◆ **Directions**:
Search the records for lines with the word "icon" and copy each match.

- Opening Delimiter -

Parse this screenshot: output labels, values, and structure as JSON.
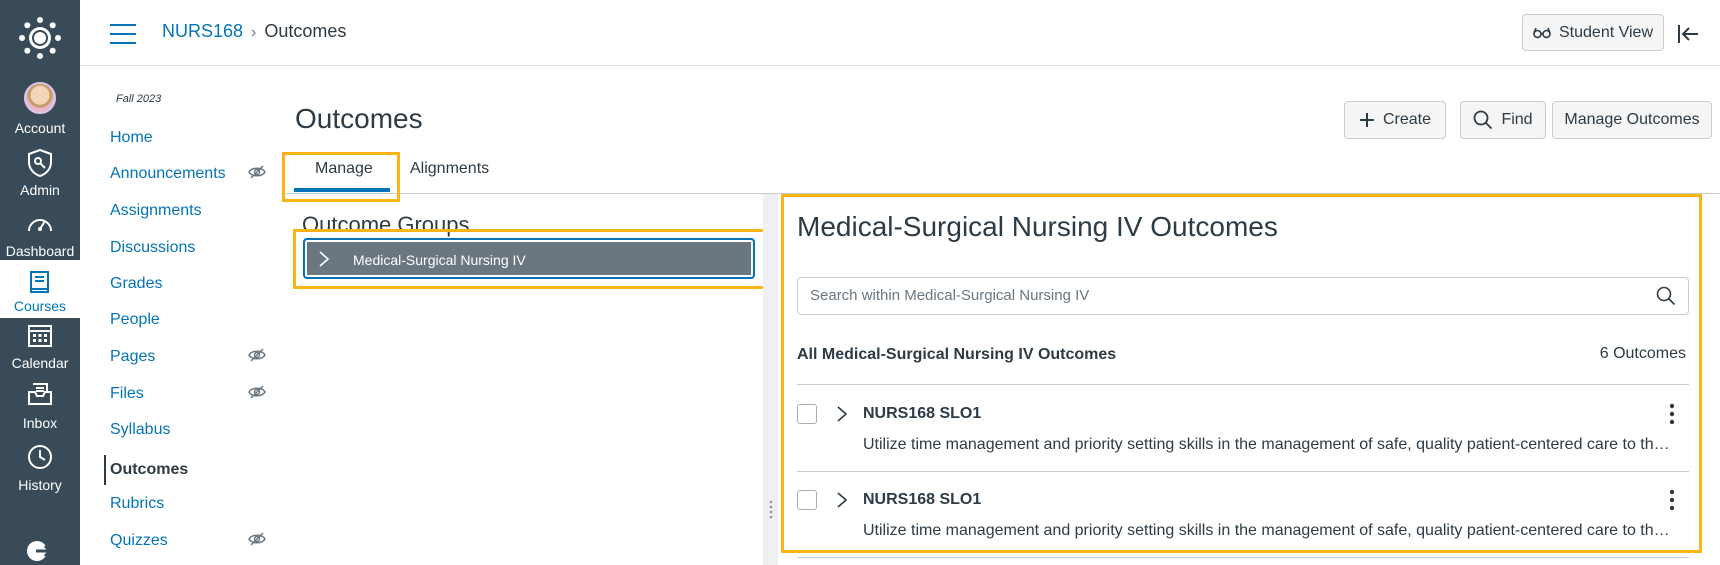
{
  "global_nav": {
    "items": [
      {
        "label": "Account",
        "icon": "account-avatar"
      },
      {
        "label": "Admin",
        "icon": "shield-icon"
      },
      {
        "label": "Dashboard",
        "icon": "speedometer-icon"
      },
      {
        "label": "Courses",
        "icon": "book-icon",
        "active": true
      },
      {
        "label": "Calendar",
        "icon": "calendar-icon"
      },
      {
        "label": "Inbox",
        "icon": "inbox-icon"
      },
      {
        "label": "History",
        "icon": "clock-icon"
      }
    ]
  },
  "header": {
    "breadcrumb": {
      "course": "NURS168",
      "separator": "›",
      "current": "Outcomes"
    },
    "student_view_label": "Student View"
  },
  "course_nav": {
    "term": "Fall 2023",
    "items": [
      {
        "label": "Home"
      },
      {
        "label": "Announcements",
        "hidden": true
      },
      {
        "label": "Assignments"
      },
      {
        "label": "Discussions"
      },
      {
        "label": "Grades"
      },
      {
        "label": "People"
      },
      {
        "label": "Pages",
        "hidden": true
      },
      {
        "label": "Files",
        "hidden": true
      },
      {
        "label": "Syllabus"
      },
      {
        "label": "Outcomes",
        "active": true
      },
      {
        "label": "Rubrics"
      },
      {
        "label": "Quizzes",
        "hidden": true
      }
    ]
  },
  "main": {
    "title": "Outcomes",
    "actions": {
      "create": "Create",
      "find": "Find",
      "manage": "Manage Outcomes"
    },
    "tabs": [
      {
        "label": "Manage",
        "selected": true
      },
      {
        "label": "Alignments"
      }
    ],
    "outcome_groups": {
      "title": "Outcome Groups",
      "items": [
        {
          "label": "Medical-Surgical Nursing IV"
        }
      ]
    },
    "details": {
      "title": "Medical-Surgical Nursing IV Outcomes",
      "search_placeholder": "Search within Medical-Surgical Nursing IV",
      "all_label": "All Medical-Surgical Nursing IV Outcomes",
      "count": "6 Outcomes",
      "outcomes": [
        {
          "name": "NURS168 SLO1",
          "description": "Utilize time management and priority setting skills in the management of safe, quality patient-centered care to the diverse adult patient population."
        },
        {
          "name": "NURS168 SLO1",
          "description": "Utilize time management and priority setting skills in the management of safe, quality patient-centered care to the diverse adult patient population."
        }
      ]
    }
  },
  "colors": {
    "nav_bg": "#394b58",
    "link": "#0374b5",
    "highlight": "#fbb416",
    "group_bg": "#6b7780"
  }
}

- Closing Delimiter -

◆ **Written response**:
        "icon": "account-avatar"
        "icon": "shield-icon"
        "icon": "speedometer-icon"
        "icon": "book-icon",
        "icon": "calendar-icon"
        "icon": "inbox-icon"
        "icon": "clock-icon"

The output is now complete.